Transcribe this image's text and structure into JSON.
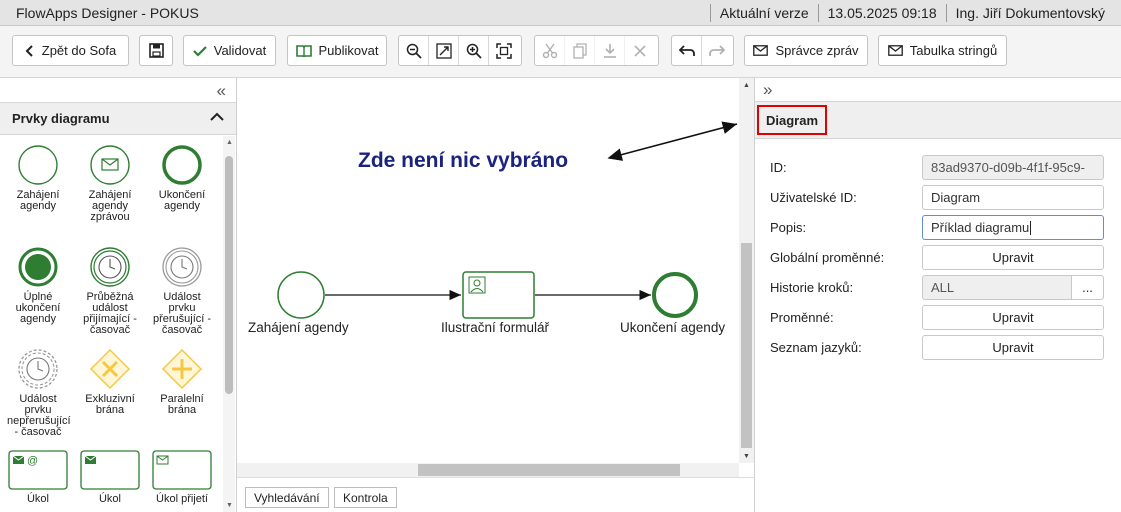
{
  "titlebar": {
    "app_title": "FlowApps Designer - POKUS",
    "version": "Aktuální verze",
    "datetime": "13.05.2025 09:18",
    "user": "Ing. Jiří Dokumentovský"
  },
  "toolbar": {
    "back_label": "Zpět do Sofa",
    "validate_label": "Validovat",
    "publish_label": "Publikovat",
    "messages_label": "Správce zpráv",
    "strings_label": "Tabulka stringů",
    "icons": [
      "back-icon",
      "save-icon",
      "check-icon",
      "book-icon",
      "zoom-out-icon",
      "zoom-fit-icon",
      "zoom-in-icon",
      "fit-screen-icon",
      "cut-icon",
      "copy-icon",
      "paste-icon",
      "delete-icon",
      "undo-icon",
      "redo-icon",
      "envelope-icon"
    ]
  },
  "left_panel": {
    "title": "Prvky diagramu",
    "items": [
      {
        "label": "Zahájení agendy"
      },
      {
        "label": "Zahájení agendy zprávou"
      },
      {
        "label": "Ukončení agendy"
      },
      {
        "label": "Úplné ukončení agendy"
      },
      {
        "label": "Průběžná událost přijímající - časovač"
      },
      {
        "label": "Událost prvku přerušující - časovač"
      },
      {
        "label": "Událost prvku nepřerušující - časovač"
      },
      {
        "label": "Exkluzivní brána"
      },
      {
        "label": "Paralelní brána"
      },
      {
        "label": "Úkol"
      },
      {
        "label": "Úkol"
      },
      {
        "label": "Úkol přijetí"
      }
    ]
  },
  "canvas": {
    "annotation": "Zde není nic vybráno",
    "nodes": {
      "start": "Zahájení agendy",
      "task": "Ilustrační formulář",
      "end": "Ukončení agendy"
    },
    "tabs": [
      "Vyhledávání",
      "Kontrola"
    ]
  },
  "right_panel": {
    "title": "Diagram",
    "props": {
      "id_label": "ID:",
      "id_value": "83ad9370-d09b-4f1f-95c9-",
      "user_id_label": "Uživatelské ID:",
      "user_id_value": "Diagram",
      "desc_label": "Popis:",
      "desc_value": "Příklad diagramu",
      "globals_label": "Globální proměnné:",
      "globals_button": "Upravit",
      "history_label": "Historie kroků:",
      "history_value": "ALL",
      "history_button": "...",
      "vars_label": "Proměnné:",
      "vars_button": "Upravit",
      "langs_label": "Seznam jazyků:",
      "langs_button": "Upravit"
    }
  },
  "colors": {
    "bpmn_green": "#2e7d32",
    "annotation_blue": "#1a237e",
    "gateway_yellow": "#f5c842",
    "highlight_red": "#e00000"
  }
}
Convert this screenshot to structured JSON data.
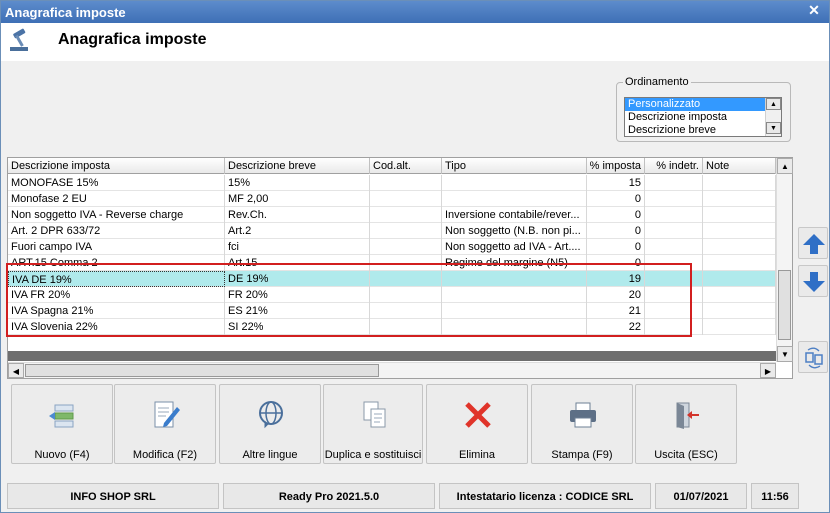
{
  "window": {
    "title": "Anagrafica imposte",
    "close_glyph": "✕"
  },
  "header": {
    "title": "Anagrafica imposte",
    "icon": "gavel-icon"
  },
  "ordinamento": {
    "legend": "Ordinamento",
    "options": [
      "Personalizzato",
      "Descrizione imposta",
      "Descrizione breve"
    ],
    "selected": "Personalizzato"
  },
  "grid": {
    "columns": [
      "Descrizione imposta",
      "Descrizione breve",
      "Cod.alt.",
      "Tipo",
      "% imposta",
      "% indetr.",
      "Note"
    ],
    "rows": [
      [
        "MONOFASE 15%",
        "15%",
        "",
        "",
        "15",
        "",
        ""
      ],
      [
        "Monofase 2 EU",
        "MF 2,00",
        "",
        "",
        "0",
        "",
        ""
      ],
      [
        "Non soggetto IVA - Reverse charge",
        "Rev.Ch.",
        "",
        "Inversione contabile/rever...",
        "0",
        "",
        ""
      ],
      [
        "Art. 2 DPR 633/72",
        "Art.2",
        "",
        "Non soggetto (N.B. non pi...",
        "0",
        "",
        ""
      ],
      [
        "Fuori campo IVA",
        "fci",
        "",
        "Non soggetto ad IVA - Art....",
        "0",
        "",
        ""
      ],
      [
        "ART.15 Comma 2",
        "Art.15",
        "",
        "Regime del margine (N5)",
        "0",
        "",
        ""
      ],
      [
        "IVA DE 19%",
        "DE 19%",
        "",
        "",
        "19",
        "",
        ""
      ],
      [
        "IVA FR 20%",
        "FR 20%",
        "",
        "",
        "20",
        "",
        ""
      ],
      [
        "IVA Spagna 21%",
        "ES 21%",
        "",
        "",
        "21",
        "",
        ""
      ],
      [
        "IVA Slovenia 22%",
        "SI 22%",
        "",
        "",
        "22",
        "",
        ""
      ]
    ],
    "selected_row": 6
  },
  "side": {
    "up_icon": "arrow-up-icon",
    "down_icon": "arrow-down-icon",
    "swap_icon": "swap-icon"
  },
  "toolbar": {
    "buttons": [
      {
        "label": "Nuovo (F4)",
        "icon": "new-icon"
      },
      {
        "label": "Modifica (F2)",
        "icon": "edit-icon"
      },
      {
        "label": "Altre lingue",
        "icon": "globe-icon"
      },
      {
        "label": "Duplica e sostituisci",
        "icon": "duplicate-icon"
      },
      {
        "label": "Elimina",
        "icon": "delete-icon"
      },
      {
        "label": "Stampa (F9)",
        "icon": "print-icon"
      },
      {
        "label": "Uscita (ESC)",
        "icon": "exit-icon"
      }
    ]
  },
  "status": {
    "company": "INFO SHOP SRL",
    "app": "Ready Pro 2021.5.0",
    "license": "Intestatario licenza : CODICE SRL",
    "date": "01/07/2021",
    "time": "11:56"
  },
  "colors": {
    "titlebar": "#4a7cc0",
    "selection": "#b0eaec",
    "highlight_box": "#d21f1f",
    "accent_arrow": "#2f6fc6"
  }
}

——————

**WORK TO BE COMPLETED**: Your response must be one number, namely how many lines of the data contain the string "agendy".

**PROBLEM SOLUTION**: 6